[GOAL OF THE EXERCISE] Return every line below exactly, without dropping any.

[Data entries]
□ □ □ □ □ □ □
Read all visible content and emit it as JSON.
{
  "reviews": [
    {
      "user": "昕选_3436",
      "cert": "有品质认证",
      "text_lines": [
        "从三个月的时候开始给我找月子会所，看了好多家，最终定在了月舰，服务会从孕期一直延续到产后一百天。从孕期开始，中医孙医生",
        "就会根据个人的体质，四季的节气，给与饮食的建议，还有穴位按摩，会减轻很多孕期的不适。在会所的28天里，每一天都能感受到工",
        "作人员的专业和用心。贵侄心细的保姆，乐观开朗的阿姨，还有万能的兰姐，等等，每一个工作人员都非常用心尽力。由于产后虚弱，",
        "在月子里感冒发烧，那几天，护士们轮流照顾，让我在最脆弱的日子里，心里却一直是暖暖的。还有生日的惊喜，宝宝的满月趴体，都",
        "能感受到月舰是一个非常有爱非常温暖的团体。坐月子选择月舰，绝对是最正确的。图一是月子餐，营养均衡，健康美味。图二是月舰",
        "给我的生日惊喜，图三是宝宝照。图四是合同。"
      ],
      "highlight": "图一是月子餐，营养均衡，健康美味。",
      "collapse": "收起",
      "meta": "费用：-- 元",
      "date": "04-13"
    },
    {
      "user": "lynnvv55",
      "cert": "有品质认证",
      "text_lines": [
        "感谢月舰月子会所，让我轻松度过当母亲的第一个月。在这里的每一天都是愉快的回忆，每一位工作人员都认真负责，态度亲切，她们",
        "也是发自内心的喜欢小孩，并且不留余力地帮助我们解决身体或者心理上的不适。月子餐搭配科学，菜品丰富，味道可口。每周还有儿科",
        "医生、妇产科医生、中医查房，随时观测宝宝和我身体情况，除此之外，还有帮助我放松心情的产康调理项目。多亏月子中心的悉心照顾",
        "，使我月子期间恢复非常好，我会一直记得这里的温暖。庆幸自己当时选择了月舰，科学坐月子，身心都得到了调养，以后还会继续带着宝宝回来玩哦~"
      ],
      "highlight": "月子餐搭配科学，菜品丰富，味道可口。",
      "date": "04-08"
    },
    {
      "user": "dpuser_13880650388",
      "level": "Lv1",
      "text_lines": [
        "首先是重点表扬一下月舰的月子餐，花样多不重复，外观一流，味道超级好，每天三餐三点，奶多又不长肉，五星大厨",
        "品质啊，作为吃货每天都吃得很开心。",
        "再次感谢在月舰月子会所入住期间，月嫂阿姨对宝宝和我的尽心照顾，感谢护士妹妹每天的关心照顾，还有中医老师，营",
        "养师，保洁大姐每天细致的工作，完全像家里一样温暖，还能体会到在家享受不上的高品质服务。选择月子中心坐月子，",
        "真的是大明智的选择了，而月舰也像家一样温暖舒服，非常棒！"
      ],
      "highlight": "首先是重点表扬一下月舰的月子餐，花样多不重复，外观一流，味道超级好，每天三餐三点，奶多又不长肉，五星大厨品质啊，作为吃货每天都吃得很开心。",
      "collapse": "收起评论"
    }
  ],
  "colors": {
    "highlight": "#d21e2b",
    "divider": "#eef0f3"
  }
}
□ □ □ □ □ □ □
[RESPONSE TO THE EXERCISE]
Read all visible content and emit it as JSON.
{
  "reviews": [
    {
      "user": "昕选_3436",
      "cert": "有品质认证",
      "text_lines": [
        "从三个月的时候开始给我找月子会所，看了好多家，最终定在了月舰，服务会从孕期一直延续到产后一百天。从孕期开始，中医孙医生",
        "就会根据个人的体质，四季的节气，给与饮食的建议，还有穴位按摩，会减轻很多孕期的不适。在会所的28天里，每一天都能感受到工",
        "作人员的专业和用心。贵侄心细的保姆，乐观开朗的阿姨，还有万能的兰姐，等等，每一个工作人员都非常用心尽力。由于产后虚弱，",
        "在月子里感冒发烧，那几天，护士们轮流照顾，让我在最脆弱的日子里，心里却一直是暖暖的。还有生日的惊喜，宝宝的满月趴体，都",
        "能感受到月舰是一个非常有爱非常温暖的团体。坐月子选择月舰，绝对是最正确的。图一是月子餐，营养均衡，健康美味。图二是月舰",
        "给我的生日惊喜，图三是宝宝照。图四是合同。"
      ],
      "highlight": "图一是月子餐，营养均衡，健康美味。",
      "collapse": "收起",
      "meta": "费用：-- 元",
      "date": "04-13"
    },
    {
      "user": "lynnvv55",
      "cert": "有品质认证",
      "text_lines": [
        "感谢月舰月子会所，让我轻松度过当母亲的第一个月。在这里的每一天都是愉快的回忆，每一位工作人员都认真负责，态度亲切，她们",
        "也是发自内心的喜欢小孩，并且不留余力地帮助我们解决身体或者心理上的不适。月子餐搭配科学，菜品丰富，味道可口。每周还有儿科",
        "医生、妇产科医生、中医查房，随时观测宝宝和我身体情况，除此之外，还有帮助我放松心情的产康调理项目。多亏月子中心的悉心照顾",
        "，使我月子期间恢复非常好，我会一直记得这里的温暖。庆幸自己当时选择了月舰，科学坐月子，身心都得到了调养，以后还会继续带着宝宝回来玩哦~"
      ],
      "highlight": "月子餐搭配科学，菜品丰富，味道可口。",
      "date": "04-08"
    },
    {
      "user": "dpuser_13880650388",
      "level": "Lv1",
      "text_lines": [
        "首先是重点表扬一下月舰的月子餐，花样多不重复，外观一流，味道超级好，每天三餐三点，奶多又不长肉，五星大厨",
        "品质啊，作为吃货每天都吃得很开心。",
        "再次感谢在月舰月子会所入住期间，月嫂阿姨对宝宝和我的尽心照顾，感谢护士妹妹每天的关心照顾，还有中医老师，营",
        "养师，保洁大姐每天细致的工作，完全像家里一样温暖，还能体会到在家享受不上的高品质服务。选择月子中心坐月子，",
        "真的是大明智的选择了，而月舰也像家一样温暖舒服，非常棒！"
      ],
      "highlight": "首先是重点表扬一下月舰的月子餐，花样多不重复，外观一流，味道超级好，每天三餐三点，奶多又不长肉，五星大厨品质啊，作为吃货每天都吃得很开心。",
      "collapse": "收起评论"
    }
  ],
  "colors": {
    "highlight": "#d21e2b",
    "divider": "#eef0f3"
  }
}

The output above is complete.